From the Center for Sleep Evaluation, Manchester, NH (Dr. Rains); Dartmouth Medical Center, Department of Psychiatry, Lebanon, NH (Dr. Rains); and Department of Psychiatry and Human Behavior, Jackson, MS (Dr. Penzien).
Behavioral Research and the Double-Blind Placebo-Controlled Methodology: Challenges in Applying the Biomedical Standard to Behavioral Headache Research
Article first published online: 9 JUN 2005
Headache: The Journal of Head and Face Pain
Volume 45, Issue 5, pages 479–486, May 2005
How to Cite
Rains, J. C. and Penzien, D. B. (2005), Behavioral Research and the Double-Blind Placebo-Controlled Methodology: Challenges in Applying the Biomedical Standard to Behavioral Headache Research. Headache: The Journal of Head and Face Pain, 45: 479–486. doi: 10.1111/j.1526-4610.2005.05099.x
- Issue published online: 9 JUN 2005
- Article first published online: 9 JUN 2005
- Accepted for publication December 21 2004.
- double blind

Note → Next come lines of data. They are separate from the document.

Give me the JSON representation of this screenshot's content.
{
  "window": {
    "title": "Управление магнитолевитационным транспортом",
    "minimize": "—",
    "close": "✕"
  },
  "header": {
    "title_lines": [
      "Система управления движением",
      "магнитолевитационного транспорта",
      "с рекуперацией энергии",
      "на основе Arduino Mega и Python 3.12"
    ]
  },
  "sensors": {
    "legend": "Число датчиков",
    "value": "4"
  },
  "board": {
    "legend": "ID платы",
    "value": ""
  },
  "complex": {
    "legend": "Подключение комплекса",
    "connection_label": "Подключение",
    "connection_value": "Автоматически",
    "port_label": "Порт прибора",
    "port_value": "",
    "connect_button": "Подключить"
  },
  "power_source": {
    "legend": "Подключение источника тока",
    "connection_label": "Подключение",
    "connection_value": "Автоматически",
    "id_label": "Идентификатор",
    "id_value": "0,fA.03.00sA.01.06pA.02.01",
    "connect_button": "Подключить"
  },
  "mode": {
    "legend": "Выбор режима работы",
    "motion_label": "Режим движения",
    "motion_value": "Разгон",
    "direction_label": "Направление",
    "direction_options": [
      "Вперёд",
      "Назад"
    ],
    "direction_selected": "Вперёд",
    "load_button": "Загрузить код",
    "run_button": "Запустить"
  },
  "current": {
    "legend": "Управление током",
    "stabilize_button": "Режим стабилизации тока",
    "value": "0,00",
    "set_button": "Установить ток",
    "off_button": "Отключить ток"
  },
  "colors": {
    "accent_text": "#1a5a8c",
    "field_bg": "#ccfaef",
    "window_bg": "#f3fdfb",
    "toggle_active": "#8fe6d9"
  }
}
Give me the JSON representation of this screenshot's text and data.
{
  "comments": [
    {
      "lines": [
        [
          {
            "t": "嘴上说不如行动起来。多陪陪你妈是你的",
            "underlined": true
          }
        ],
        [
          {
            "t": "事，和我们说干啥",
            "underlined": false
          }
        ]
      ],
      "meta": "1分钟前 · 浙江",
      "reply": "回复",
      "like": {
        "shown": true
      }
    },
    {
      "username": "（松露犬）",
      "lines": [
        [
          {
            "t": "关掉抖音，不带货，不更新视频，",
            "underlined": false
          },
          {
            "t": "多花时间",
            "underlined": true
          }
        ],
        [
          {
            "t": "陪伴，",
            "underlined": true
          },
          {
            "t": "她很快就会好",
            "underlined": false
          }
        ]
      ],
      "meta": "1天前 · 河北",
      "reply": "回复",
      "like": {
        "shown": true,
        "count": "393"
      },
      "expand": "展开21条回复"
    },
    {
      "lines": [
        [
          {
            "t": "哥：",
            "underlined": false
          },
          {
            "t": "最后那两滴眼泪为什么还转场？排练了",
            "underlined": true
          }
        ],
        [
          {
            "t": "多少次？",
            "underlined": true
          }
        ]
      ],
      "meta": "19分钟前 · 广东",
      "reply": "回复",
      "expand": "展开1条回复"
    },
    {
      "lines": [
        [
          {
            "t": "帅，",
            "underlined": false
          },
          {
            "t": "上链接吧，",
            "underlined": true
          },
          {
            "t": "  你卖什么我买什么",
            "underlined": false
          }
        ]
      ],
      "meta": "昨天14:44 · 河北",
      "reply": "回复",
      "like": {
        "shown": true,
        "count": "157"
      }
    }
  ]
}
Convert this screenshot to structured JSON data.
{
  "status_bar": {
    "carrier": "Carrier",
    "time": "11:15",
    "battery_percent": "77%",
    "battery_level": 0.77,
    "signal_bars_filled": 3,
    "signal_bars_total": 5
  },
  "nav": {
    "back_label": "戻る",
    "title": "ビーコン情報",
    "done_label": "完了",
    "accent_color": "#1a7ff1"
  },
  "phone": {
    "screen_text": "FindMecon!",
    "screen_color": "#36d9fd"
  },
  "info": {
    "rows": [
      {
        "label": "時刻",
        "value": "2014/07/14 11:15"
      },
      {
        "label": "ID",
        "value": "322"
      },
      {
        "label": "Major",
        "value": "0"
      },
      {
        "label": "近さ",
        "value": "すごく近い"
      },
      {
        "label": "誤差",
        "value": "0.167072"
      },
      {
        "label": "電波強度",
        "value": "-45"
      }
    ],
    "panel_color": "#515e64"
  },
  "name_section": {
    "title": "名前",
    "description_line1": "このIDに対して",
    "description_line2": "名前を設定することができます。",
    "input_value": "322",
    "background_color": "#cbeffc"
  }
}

The randomized, double-blind, placebo-controlled experimental design has prevailed as the “gold standard” in biomedical research, intended to control potential bias in patient/group assignment, investigator allegiance, patient expectations, and nonspecific therapeutic effects. Properly executed, such designs ensure a study's internal validity and allow differential group outcomes to be attributed to the active treatment. These controlled trials generally yield more conservative outcomes than open trials and case reports and establish efficacy in pharmaceutical research. In meta-analytic reviews, studies are often assigned quality scores based in part on the degree to which they meet this scientific standard. Applying the biomedical research design standards for blinding and placebo control to clinical trials evaluating behavioral and other nonpharmacologic headache treatment nearly always is either infeasible or simply not possible. Only rarely is blinding meaningfully achievable in administration of behavioral or psychological therapies. Various “psychological placebo” control conditions have been forwarded in behavioral studies (eg, sham treatments, pseudomeditation), but these controls are incapable of emulating an inert control condition comparable to that of the pill placebo in pharmacologic research, and they are best reserved for studies examining the mechanisms whereby an intervention produces improvement. This article reviews the conceptual and procedural challenges in applying the standard pharmaceutical clinical trials research design to behavioral headache research as well as implications for meta-analyses across studies of various treatment modalities.